- **What you will do**
Your job is to set down the listing again exactly as it stands.
Segment Open
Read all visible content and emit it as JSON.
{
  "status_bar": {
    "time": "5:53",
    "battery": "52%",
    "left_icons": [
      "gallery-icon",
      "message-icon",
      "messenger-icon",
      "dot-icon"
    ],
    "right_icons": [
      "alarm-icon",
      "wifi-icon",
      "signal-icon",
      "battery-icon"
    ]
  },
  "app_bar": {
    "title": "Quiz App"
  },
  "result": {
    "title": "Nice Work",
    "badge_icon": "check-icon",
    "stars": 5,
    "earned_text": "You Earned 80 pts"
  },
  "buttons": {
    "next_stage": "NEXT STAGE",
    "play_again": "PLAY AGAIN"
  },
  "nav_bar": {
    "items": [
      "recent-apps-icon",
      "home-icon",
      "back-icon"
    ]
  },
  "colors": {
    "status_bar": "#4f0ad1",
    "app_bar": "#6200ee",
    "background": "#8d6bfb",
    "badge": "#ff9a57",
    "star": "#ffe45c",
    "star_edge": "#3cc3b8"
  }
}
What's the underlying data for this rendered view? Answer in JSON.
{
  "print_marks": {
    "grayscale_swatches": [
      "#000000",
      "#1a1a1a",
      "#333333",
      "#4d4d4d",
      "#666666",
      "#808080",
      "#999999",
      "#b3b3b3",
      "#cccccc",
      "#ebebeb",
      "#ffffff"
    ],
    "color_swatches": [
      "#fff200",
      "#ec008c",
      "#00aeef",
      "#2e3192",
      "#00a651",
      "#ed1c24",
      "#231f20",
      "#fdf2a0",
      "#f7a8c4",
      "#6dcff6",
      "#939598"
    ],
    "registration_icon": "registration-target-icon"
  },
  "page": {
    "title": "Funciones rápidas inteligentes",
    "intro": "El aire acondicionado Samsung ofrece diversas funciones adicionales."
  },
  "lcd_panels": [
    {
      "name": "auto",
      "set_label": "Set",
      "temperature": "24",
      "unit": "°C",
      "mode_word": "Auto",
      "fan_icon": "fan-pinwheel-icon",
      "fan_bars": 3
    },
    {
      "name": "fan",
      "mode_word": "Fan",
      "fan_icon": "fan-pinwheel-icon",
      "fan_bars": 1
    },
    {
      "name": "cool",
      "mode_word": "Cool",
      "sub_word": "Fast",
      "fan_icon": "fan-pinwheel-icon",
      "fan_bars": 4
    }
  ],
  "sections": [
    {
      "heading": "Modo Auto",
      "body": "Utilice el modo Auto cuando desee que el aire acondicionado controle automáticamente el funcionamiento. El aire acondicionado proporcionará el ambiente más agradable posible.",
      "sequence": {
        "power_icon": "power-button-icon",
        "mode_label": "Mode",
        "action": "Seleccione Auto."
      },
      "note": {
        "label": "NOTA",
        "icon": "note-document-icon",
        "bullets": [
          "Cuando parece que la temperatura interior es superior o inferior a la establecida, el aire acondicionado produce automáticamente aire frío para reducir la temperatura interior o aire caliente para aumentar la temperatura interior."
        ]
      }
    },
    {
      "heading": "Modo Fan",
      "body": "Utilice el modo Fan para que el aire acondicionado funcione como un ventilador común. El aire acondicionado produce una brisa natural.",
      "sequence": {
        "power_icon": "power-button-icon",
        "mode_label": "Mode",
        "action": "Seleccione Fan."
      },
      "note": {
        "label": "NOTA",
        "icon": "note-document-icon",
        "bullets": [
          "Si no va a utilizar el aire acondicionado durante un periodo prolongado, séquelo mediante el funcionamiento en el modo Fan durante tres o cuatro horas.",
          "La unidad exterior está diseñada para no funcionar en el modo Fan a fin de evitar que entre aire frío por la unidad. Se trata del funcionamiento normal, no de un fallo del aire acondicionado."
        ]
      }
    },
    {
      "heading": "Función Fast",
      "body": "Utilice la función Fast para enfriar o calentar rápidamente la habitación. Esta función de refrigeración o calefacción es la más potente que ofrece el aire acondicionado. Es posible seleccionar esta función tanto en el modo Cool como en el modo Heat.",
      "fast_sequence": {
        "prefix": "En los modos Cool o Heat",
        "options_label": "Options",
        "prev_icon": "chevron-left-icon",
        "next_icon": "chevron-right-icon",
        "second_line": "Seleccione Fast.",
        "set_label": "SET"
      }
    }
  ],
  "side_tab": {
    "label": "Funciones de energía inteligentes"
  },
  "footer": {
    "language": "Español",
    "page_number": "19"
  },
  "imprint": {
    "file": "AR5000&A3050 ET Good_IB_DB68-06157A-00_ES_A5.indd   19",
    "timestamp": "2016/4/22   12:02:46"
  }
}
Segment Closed
- **Task response**
Read all visible content and emit it as JSON.
{
  "status_bar": {
    "time": "5:53",
    "battery": "52%",
    "left_icons": [
      "gallery-icon",
      "message-icon",
      "messenger-icon",
      "dot-icon"
    ],
    "right_icons": [
      "alarm-icon",
      "wifi-icon",
      "signal-icon",
      "battery-icon"
    ]
  },
  "app_bar": {
    "title": "Quiz App"
  },
  "result": {
    "title": "Nice Work",
    "badge_icon": "check-icon",
    "stars": 5,
    "earned_text": "You Earned 80 pts"
  },
  "buttons": {
    "next_stage": "NEXT STAGE",
    "play_again": "PLAY AGAIN"
  },
  "nav_bar": {
    "items": [
      "recent-apps-icon",
      "home-icon",
      "back-icon"
    ]
  },
  "colors": {
    "status_bar": "#4f0ad1",
    "app_bar": "#6200ee",
    "background": "#8d6bfb",
    "badge": "#ff9a57",
    "star": "#ffe45c",
    "star_edge": "#3cc3b8"
  }
}
What's the underlying data for this rendered view? Answer in JSON.
{
  "print_marks": {
    "grayscale_swatches": [
      "#000000",
      "#1a1a1a",
      "#333333",
      "#4d4d4d",
      "#666666",
      "#808080",
      "#999999",
      "#b3b3b3",
      "#cccccc",
      "#ebebeb",
      "#ffffff"
    ],
    "color_swatches": [
      "#fff200",
      "#ec008c",
      "#00aeef",
      "#2e3192",
      "#00a651",
      "#ed1c24",
      "#231f20",
      "#fdf2a0",
      "#f7a8c4",
      "#6dcff6",
      "#939598"
    ],
    "registration_icon": "registration-target-icon"
  },
  "page": {
    "title": "Funciones rápidas inteligentes",
    "intro": "El aire acondicionado Samsung ofrece diversas funciones adicionales."
  },
  "lcd_panels": [
    {
      "name": "auto",
      "set_label": "Set",
      "temperature": "24",
      "unit": "°C",
      "mode_word": "Auto",
      "fan_icon": "fan-pinwheel-icon",
      "fan_bars": 3
    },
    {
      "name": "fan",
      "mode_word": "Fan",
      "fan_icon": "fan-pinwheel-icon",
      "fan_bars": 1
    },
    {
      "name": "cool",
      "mode_word": "Cool",
      "sub_word": "Fast",
      "fan_icon": "fan-pinwheel-icon",
      "fan_bars": 4
    }
  ],
  "sections": [
    {
      "heading": "Modo Auto",
      "body": "Utilice el modo Auto cuando desee que el aire acondicionado controle automáticamente el funcionamiento. El aire acondicionado proporcionará el ambiente más agradable posible.",
      "sequence": {
        "power_icon": "power-button-icon",
        "mode_label": "Mode",
        "action": "Seleccione Auto."
      },
      "note": {
        "label": "NOTA",
        "icon": "note-document-icon",
        "bullets": [
          "Cuando parece que la temperatura interior es superior o inferior a la establecida, el aire acondicionado produce automáticamente aire frío para reducir la temperatura interior o aire caliente para aumentar la temperatura interior."
        ]
      }
    },
    {
      "heading": "Modo Fan",
      "body": "Utilice el modo Fan para que el aire acondicionado funcione como un ventilador común. El aire acondicionado produce una brisa natural.",
      "sequence": {
        "power_icon": "power-button-icon",
        "mode_label": "Mode",
        "action": "Seleccione Fan."
      },
      "note": {
        "label": "NOTA",
        "icon": "note-document-icon",
        "bullets": [
          "Si no va a utilizar el aire acondicionado durante un periodo prolongado, séquelo mediante el funcionamiento en el modo Fan durante tres o cuatro horas.",
          "La unidad exterior está diseñada para no funcionar en el modo Fan a fin de evitar que entre aire frío por la unidad. Se trata del funcionamiento normal, no de un fallo del aire acondicionado."
        ]
      }
    },
    {
      "heading": "Función Fast",
      "body": "Utilice la función Fast para enfriar o calentar rápidamente la habitación. Esta función de refrigeración o calefacción es la más potente que ofrece el aire acondicionado. Es posible seleccionar esta función tanto en el modo Cool como en el modo Heat.",
      "fast_sequence": {
        "prefix": "En los modos Cool o Heat",
        "options_label": "Options",
        "prev_icon": "chevron-left-icon",
        "next_icon": "chevron-right-icon",
        "second_line": "Seleccione Fast.",
        "set_label": "SET"
      }
    }
  ],
  "side_tab": {
    "label": "Funciones de energía inteligentes"
  },
  "footer": {
    "language": "Español",
    "page_number": "19"
  },
  "imprint": {
    "file": "AR5000&A3050 ET Good_IB_DB68-06157A-00_ES_A5.indd   19",
    "timestamp": "2016/4/22   12:02:46"
  }
}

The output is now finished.